Every man is great in his own way, and the natural light of our own reason ought to be dearer to us than the artificial light of another’s greatness. Who among us hasn’t encountered “great men” who have mastered several languages, who are stuffed to the brim with scientific knowledge, and who still can’t think straight? Conversely, how many utterly uneducated men do we encounter each day who say hamoytse (the blessing over bread) over radishes and boyre mine mezoynes (the blessing over food) over a thunderclap, and yet they think so beautifully and speak so correctly? So often, it is impossible to converse with the highly educated “great man,” but when speaking with a clever railroad worker, you feel pleasure and pride. After all, why should it be surprising? Education can only polish one’s intellect; it can’t manufacture an intellect for someone who doesn’t have one!
“By virtue of who he is . . .”—stop! Who is this “he”? Kulanu khakhomim—we are all wise men. Every man is great in his own way. Even if he hasn’t studied with philological precision. Such a man is also concerned with the artificial light of scholarship, but by dint of his own natural intelligence. His understanding is often more substantive than that of a professor with a furrowed brow. The natural rays of the sun are always more brilliant than the artificial rays of electricity.
“By virtue of who he is . . .”—There is no “he,” dear sir! We are all “he’s,” each in his own way, and it is the greatest misfortune that we kneel before the small opinions of great men!
Original Yiddish published as “Kleyne meynungen fun groyse layt” in Getsl Selikovitch’s Literarishe brief (New York: Hebrew Publishing Company, 1909).
MATTHEW JOHNSON is a PhD student in Germanic studies at the University of Chicago. His research interests include German and Yiddish literature in the twentieth century.
JONAH LUBIN is an undergraduate at the University of Chicago, and the current Yiddish fellow at the Yiddish Forward. He is the editorial intern for In geveb: A Journal of Yiddish Studies.

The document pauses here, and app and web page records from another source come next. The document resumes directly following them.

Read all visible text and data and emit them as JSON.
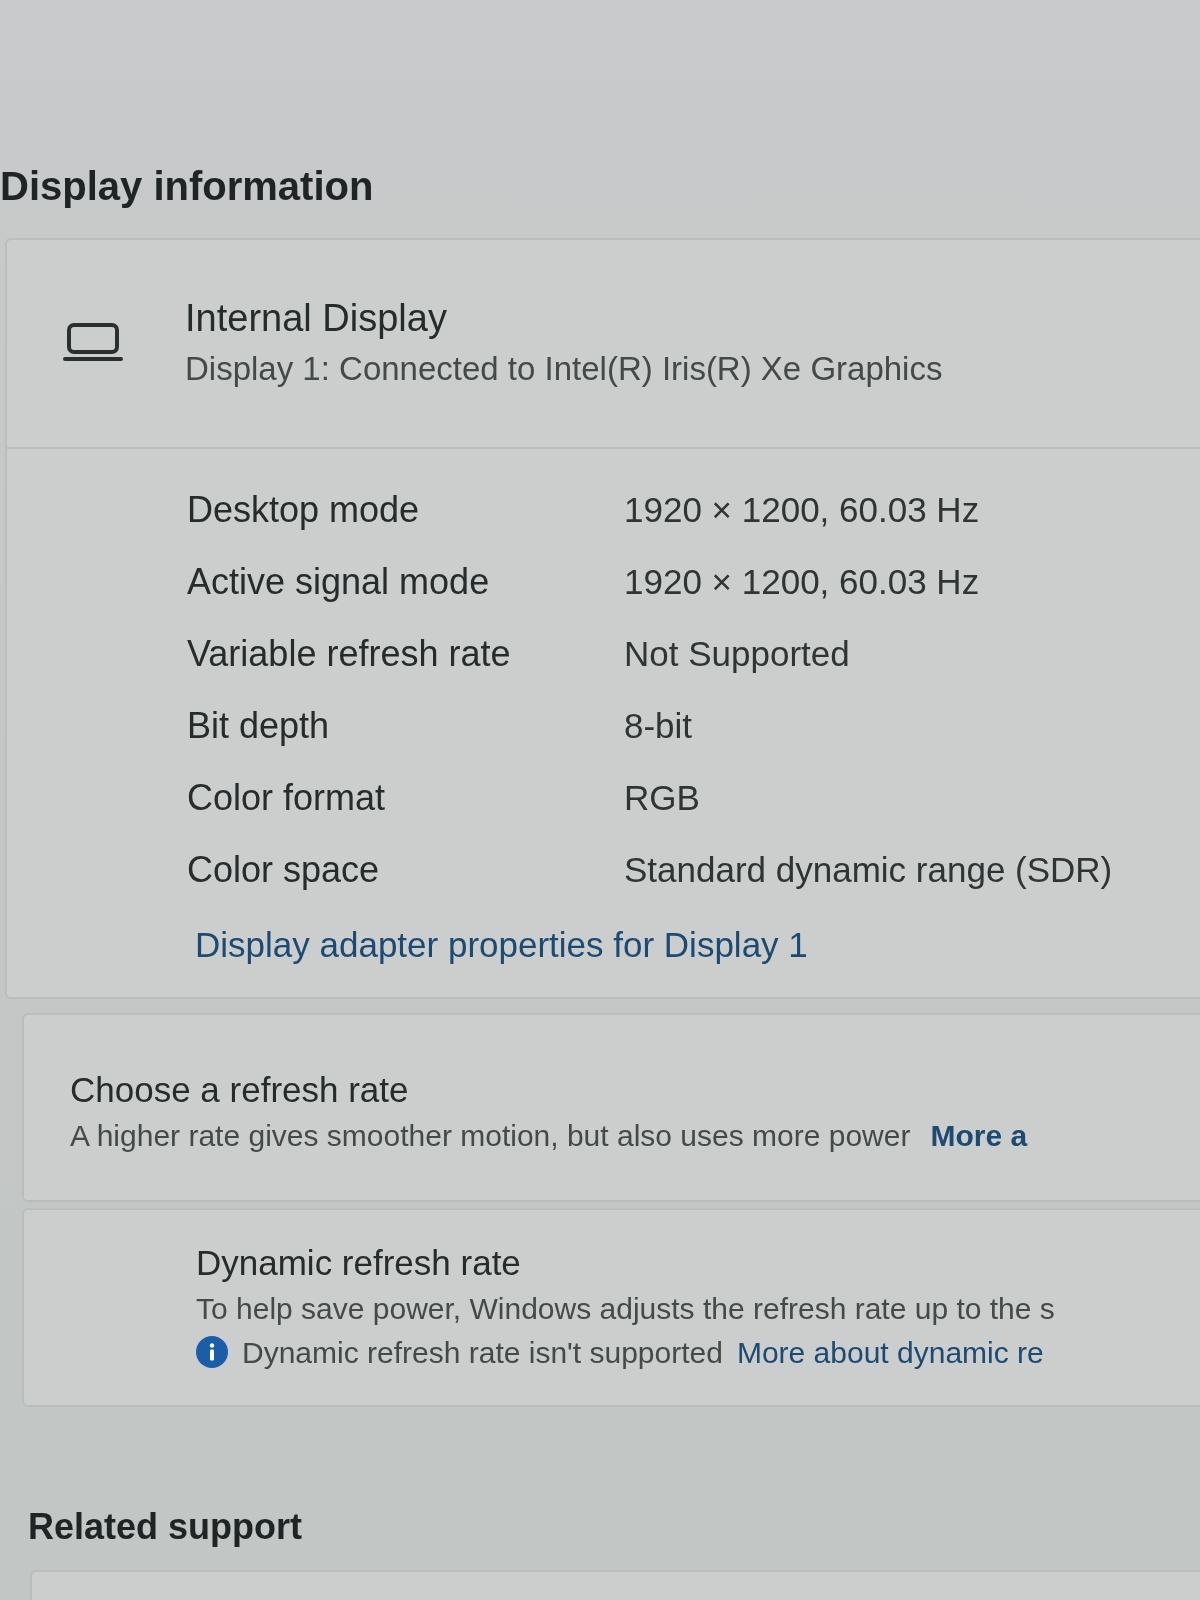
{
  "section_title": "Display information",
  "display_card": {
    "title": "Internal Display",
    "subtitle": "Display 1: Connected to Intel(R) Iris(R) Xe Graphics",
    "properties": [
      {
        "label": "Desktop mode",
        "value": "1920 × 1200, 60.03 Hz"
      },
      {
        "label": "Active signal mode",
        "value": "1920 × 1200, 60.03 Hz"
      },
      {
        "label": "Variable refresh rate",
        "value": "Not Supported"
      },
      {
        "label": "Bit depth",
        "value": "8-bit"
      },
      {
        "label": "Color format",
        "value": "RGB"
      },
      {
        "label": "Color space",
        "value": "Standard dynamic range (SDR)"
      }
    ],
    "link": "Display adapter properties for Display 1"
  },
  "refresh_rate_card": {
    "title": "Choose a refresh rate",
    "description": "A higher rate gives smoother motion, but also uses more power",
    "link": "More a"
  },
  "dynamic_refresh_card": {
    "title": "Dynamic refresh rate",
    "description": "To help save power, Windows adjusts the refresh rate up to the s",
    "notice": "Dynamic refresh rate isn't supported",
    "link": "More about dynamic re"
  },
  "related_support": {
    "title": "Related support"
  }
}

CORBIN ALLARDICE is a recent graduate of the University of Chicago, where he wrote his undergraduate thesis on Jacob Glatstein’s Zing Ladino as a modernist/Utopian re-imagining of Yiddish language politics. He currently works as a supertitlist in the Yiddish theater in New York.
JESSICA KIRZANE is the lecturer in Yiddish at the University of Chicago and the editor-in-chief of In geveb: A Journal of Yiddish Studies. Her translation of Miriam Karpilove’s novel, Diary of a Lonely Girl, is forthcoming from Syracuse University Press this fall. Jessica was a Yiddish Book Center Translation Fellow in 2017.